“We are dealing with these new threats to the State of Israel. We are paying close attention to a range of threats to the State of Israel,” he added.
Netanyahu has warned repeatedly of Iranian attempts to establish military infrastructure with which to threaten Israel from the Syrian side of the Golan Heights, recently telling a number of Central European leaders that Iran, via its proxies, have and are still trying to create “a terror front” against Israel there.
Israel has repeatedly said it will not allow Iran to set up a permanent presence in Syria and has carried out a number of airstrikes in Syria against suspected shipments of “game-changing” weapons bound for the Hezbollah terror group.
Earlier this month, Netanyahu said that he opposes the deal brokered by the United States and Russia that led to an open-ended ceasefire in southern Syria, saying it does not sufficiently address Iranian military ambitions in the area.

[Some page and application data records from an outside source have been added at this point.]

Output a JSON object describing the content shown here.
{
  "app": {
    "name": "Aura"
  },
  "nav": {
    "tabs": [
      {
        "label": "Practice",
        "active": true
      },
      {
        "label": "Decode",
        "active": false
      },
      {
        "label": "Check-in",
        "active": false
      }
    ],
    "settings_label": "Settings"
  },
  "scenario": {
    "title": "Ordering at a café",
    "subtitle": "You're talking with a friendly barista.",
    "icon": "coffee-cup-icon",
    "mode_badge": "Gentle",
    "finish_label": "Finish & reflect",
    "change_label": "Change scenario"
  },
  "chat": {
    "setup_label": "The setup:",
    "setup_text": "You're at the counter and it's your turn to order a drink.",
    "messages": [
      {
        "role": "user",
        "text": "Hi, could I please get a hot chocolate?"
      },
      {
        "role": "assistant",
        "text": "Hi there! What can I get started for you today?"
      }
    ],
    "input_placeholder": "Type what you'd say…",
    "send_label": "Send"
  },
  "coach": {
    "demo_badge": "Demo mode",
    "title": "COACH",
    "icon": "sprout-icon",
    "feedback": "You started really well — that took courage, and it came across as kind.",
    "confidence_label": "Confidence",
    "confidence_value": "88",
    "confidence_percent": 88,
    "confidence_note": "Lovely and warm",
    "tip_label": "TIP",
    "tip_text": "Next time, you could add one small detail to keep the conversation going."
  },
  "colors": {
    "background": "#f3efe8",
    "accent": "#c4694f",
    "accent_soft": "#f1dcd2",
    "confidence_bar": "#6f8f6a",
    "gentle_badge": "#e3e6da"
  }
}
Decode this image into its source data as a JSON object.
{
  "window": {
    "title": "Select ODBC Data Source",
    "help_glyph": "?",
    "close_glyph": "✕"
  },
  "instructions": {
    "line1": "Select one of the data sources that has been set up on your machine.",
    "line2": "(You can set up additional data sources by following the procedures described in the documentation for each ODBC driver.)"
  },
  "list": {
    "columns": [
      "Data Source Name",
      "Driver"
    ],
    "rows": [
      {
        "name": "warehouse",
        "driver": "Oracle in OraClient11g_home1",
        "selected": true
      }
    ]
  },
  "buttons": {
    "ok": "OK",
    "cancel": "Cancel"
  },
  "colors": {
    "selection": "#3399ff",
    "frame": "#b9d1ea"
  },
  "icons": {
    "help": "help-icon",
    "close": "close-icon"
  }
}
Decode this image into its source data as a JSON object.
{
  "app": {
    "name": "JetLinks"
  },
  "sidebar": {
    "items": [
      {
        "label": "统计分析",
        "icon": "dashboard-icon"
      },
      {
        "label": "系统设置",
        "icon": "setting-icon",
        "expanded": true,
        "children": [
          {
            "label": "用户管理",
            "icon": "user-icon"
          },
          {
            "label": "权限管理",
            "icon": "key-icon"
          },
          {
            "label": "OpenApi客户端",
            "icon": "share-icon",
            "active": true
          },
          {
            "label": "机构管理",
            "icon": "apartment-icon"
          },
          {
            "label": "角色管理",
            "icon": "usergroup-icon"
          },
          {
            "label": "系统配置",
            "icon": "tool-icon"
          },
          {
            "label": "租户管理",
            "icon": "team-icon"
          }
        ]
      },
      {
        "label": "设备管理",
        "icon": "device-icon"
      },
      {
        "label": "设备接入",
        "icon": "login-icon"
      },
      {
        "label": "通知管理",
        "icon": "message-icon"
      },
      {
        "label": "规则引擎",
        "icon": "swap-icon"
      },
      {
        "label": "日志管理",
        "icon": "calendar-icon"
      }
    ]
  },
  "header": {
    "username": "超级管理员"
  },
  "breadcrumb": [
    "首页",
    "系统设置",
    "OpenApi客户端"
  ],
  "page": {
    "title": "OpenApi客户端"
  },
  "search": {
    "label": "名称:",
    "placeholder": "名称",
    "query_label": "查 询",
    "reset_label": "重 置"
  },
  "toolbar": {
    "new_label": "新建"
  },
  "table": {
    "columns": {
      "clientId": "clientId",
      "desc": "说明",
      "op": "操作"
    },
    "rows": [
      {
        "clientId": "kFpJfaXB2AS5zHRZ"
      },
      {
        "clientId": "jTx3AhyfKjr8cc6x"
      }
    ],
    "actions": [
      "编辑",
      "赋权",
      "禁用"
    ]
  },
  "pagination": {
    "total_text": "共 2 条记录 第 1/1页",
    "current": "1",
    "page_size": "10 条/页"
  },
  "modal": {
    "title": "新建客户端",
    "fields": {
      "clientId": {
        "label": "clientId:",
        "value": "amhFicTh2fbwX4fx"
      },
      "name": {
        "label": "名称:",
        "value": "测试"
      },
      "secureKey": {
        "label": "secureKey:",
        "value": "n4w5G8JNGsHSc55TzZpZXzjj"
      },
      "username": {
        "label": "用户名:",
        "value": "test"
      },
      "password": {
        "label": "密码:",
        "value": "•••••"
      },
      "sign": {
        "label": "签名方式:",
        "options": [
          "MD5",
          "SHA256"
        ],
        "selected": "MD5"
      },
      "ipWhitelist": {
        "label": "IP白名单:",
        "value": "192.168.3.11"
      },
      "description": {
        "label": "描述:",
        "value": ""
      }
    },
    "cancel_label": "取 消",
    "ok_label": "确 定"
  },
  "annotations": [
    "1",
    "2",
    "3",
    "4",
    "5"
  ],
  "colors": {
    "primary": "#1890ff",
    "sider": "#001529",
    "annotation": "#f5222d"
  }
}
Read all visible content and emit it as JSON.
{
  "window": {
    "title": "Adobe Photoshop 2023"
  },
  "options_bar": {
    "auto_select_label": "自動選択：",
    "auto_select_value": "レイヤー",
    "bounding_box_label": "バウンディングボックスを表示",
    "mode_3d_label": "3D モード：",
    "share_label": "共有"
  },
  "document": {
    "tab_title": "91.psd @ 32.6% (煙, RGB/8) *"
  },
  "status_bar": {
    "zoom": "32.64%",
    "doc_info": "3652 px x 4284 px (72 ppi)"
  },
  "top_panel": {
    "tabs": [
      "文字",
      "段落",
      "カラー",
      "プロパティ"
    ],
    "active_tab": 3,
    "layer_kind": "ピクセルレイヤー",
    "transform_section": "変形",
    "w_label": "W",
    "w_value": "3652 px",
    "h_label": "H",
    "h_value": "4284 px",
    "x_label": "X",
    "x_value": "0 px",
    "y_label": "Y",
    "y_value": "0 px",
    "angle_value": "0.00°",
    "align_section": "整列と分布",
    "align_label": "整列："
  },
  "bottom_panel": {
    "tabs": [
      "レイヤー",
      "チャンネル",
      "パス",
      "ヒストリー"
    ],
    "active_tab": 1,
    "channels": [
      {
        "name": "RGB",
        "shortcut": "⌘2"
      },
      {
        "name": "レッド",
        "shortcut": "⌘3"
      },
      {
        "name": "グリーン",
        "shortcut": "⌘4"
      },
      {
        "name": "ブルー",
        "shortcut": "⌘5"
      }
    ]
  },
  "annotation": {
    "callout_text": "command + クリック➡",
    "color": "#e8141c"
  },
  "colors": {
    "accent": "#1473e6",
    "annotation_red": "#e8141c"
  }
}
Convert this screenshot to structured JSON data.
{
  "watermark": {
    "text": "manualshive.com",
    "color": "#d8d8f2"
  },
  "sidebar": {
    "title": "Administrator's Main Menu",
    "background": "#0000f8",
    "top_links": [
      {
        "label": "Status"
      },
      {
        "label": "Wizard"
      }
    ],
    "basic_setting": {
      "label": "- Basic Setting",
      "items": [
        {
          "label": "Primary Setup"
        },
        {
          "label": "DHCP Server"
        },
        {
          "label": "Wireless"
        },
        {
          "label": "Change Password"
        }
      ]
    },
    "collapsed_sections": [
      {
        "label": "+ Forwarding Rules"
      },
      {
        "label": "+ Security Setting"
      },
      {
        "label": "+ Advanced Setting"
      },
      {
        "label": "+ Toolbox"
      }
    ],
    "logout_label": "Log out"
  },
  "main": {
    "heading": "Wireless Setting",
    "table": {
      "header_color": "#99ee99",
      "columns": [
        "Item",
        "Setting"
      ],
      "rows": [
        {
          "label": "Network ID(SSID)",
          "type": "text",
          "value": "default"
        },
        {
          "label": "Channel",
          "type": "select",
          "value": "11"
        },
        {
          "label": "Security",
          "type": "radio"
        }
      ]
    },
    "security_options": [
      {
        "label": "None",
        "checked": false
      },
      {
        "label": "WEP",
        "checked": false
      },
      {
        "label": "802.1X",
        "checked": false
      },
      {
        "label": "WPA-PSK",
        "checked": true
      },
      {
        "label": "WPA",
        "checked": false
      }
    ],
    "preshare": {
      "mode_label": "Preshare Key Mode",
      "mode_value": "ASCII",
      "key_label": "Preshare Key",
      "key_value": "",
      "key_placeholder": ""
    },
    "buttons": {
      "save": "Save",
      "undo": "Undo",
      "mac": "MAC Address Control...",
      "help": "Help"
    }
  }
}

The prime minister said that while the plan aims to keep Iran 20 kilometers (12 miles) away from the Israeli border, it did not address Iran’s plans to cement its presence in Syria, which, he said, included the establishment of a naval and air force bases.
Apprehensions over Iranian designs in the region were further stoked by recent movements of Shiite Muslim militias — loyal to Iran and fighting alongside Syrian government forces — toward Jordan’s border with Syria, and to another strategic area in the southeast, close to where the two countries meet Iraq.
In addition to Israel, a number of Sunni countries in the area have also warned against Iranian efforts to establish a “Shiite crescent” stretching from Tehran to Beirut via its allies in Baghdad and Damascus, with which to pursue its regional ambitions.
Agencies contributed to this report.